  • Long, Kathryn Teresa. The Revival of 1857-58: Interpreting an American Religious Awakening Oxford University Press, 1998 online edition
  • Luker, Ralph E. The Social Gospel in Black and White American Racial Reform, 1885-1912. (1991)online edition
  • Luker, Ralph E. "Liberal Theology and Social Conservatism: a Southern Tradition, 1840-1920." Church History v 10#2 1981. pp 193–207 p online edition
  • Marty, Martin E. Modern American Religion, Vol. 1: The Irony of It All, 1893-1919 (1986); Modern American Religion. Vol. 2: The Noise of Conflict, 1919-1941 (1991)
  • Marsden, George M. Fundamentalism and American Culture: The Shaping of Twentieth-Century Evangelicalism, 1870-1925 (1980). very important history online edition
  • McClymond, Michael, ed. Encyclopedia of Religious Revivals in America. (2007). Vol. 1, A–Z: xxxii, 515 pp. Vol. 2, Primary Documents: xx, 663 pp. isbn 0-313-32828-5/set.
  • McLoughlin, William G. Modern Revivalism: Charles Grandison Finney to Billy Graham 1959.
  • McLoughlin, William G. Revivals, Awakenings, and Reform: An Essay on Religion and Social Change in America, 1607-1977. (1978).
  • Miller, Randall M., Harry S. Stout, and Charles Reagan. Religion and the American Civil War (1998) excerpt and text search; complete edition online
  • Sizer, Sandra. Gospel Hymns and Social Religion: The Rhetoric of Nineteenth-Century Revivalism. (1978).
  • Smith, Timothy L. Called Unto Holiness, the Story of the Nazarenes: The Formative Years.

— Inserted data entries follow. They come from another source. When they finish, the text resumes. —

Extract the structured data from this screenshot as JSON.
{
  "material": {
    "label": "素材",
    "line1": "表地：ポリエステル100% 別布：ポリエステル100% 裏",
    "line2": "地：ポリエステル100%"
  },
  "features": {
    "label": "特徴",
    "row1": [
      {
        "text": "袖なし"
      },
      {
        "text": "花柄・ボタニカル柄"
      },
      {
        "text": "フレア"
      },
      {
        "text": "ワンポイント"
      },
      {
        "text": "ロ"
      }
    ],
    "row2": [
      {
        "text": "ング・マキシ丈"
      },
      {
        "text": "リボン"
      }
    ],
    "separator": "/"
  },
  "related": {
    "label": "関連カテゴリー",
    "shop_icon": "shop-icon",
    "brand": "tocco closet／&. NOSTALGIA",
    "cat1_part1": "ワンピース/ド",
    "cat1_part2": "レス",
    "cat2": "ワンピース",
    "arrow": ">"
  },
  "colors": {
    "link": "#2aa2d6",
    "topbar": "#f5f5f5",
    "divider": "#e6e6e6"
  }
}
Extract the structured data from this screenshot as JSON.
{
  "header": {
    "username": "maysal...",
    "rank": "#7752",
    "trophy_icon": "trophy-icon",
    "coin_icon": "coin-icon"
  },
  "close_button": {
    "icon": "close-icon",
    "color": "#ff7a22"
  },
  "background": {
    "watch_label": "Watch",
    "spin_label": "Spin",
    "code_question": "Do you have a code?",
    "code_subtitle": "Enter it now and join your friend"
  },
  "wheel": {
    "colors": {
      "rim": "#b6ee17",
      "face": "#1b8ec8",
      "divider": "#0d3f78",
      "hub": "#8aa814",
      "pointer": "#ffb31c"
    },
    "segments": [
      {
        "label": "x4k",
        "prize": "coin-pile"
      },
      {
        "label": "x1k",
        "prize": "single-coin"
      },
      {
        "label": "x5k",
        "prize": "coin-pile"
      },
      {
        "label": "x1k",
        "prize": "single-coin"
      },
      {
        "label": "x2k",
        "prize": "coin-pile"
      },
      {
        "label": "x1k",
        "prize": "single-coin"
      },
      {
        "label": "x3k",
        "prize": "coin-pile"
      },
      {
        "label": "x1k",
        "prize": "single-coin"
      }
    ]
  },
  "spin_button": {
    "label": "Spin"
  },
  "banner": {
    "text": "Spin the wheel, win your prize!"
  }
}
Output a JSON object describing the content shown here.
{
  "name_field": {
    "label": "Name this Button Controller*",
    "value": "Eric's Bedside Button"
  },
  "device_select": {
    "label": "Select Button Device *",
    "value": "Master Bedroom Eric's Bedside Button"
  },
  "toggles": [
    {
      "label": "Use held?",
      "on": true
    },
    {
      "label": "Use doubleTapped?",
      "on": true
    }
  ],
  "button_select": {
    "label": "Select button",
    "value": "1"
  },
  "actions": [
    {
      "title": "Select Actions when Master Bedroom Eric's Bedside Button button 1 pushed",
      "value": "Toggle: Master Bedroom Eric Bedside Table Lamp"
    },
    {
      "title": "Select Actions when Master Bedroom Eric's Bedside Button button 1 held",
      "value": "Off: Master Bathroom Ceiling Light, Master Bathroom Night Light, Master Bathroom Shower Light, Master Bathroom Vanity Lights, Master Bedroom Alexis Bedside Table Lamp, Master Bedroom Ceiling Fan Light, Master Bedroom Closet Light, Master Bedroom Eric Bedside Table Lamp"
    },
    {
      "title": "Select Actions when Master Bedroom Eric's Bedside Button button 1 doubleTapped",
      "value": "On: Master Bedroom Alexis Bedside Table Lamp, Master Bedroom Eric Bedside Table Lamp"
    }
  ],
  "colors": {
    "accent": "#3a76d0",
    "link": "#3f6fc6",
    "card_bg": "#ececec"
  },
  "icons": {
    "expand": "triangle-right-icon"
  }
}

Kansas City: Nazarene Publishing House, 1962.
  • Smith, Timothy L. Revivalism and Social Reform: American Protestantism on the Eve of the Civil War (1957).
  • Shenk, Wilbert R., ed. North American Foreign Missions, 1810-1914: Theology, Theory, and Policy (2004) 349pp important essays by scholars excerpt and text search
  • Ward, W. R. The Protestant Evangelical Awakening (1992). excerpt and text search
  • Weisberger, Bernard A. They Gathered at the River: The Story of the Great Revivalists and Their Impact upon Religion in America (1958).

Primary sources

  • Carroll, H. K. The Religious Forces of the United States, Enumerated, Classified and Described: Returns for 1900 and 1910 Compared with the Government Census of 1890: Condition and Characteristics of Christianity in the United States (1912), very usefuul sumamries of each denomination and detailed statistics. complete text online free
  • McLoughlin, William G. ed. The American Evangelicals, 1800-1900: An Anthology 1976.


  1. The pietistic or "evangelical" denomonations stressed personal relations with Christ, while the rival liturgical denominations stressed formal observances.
  2. Fogel p 108
  3. Im (2000)

See also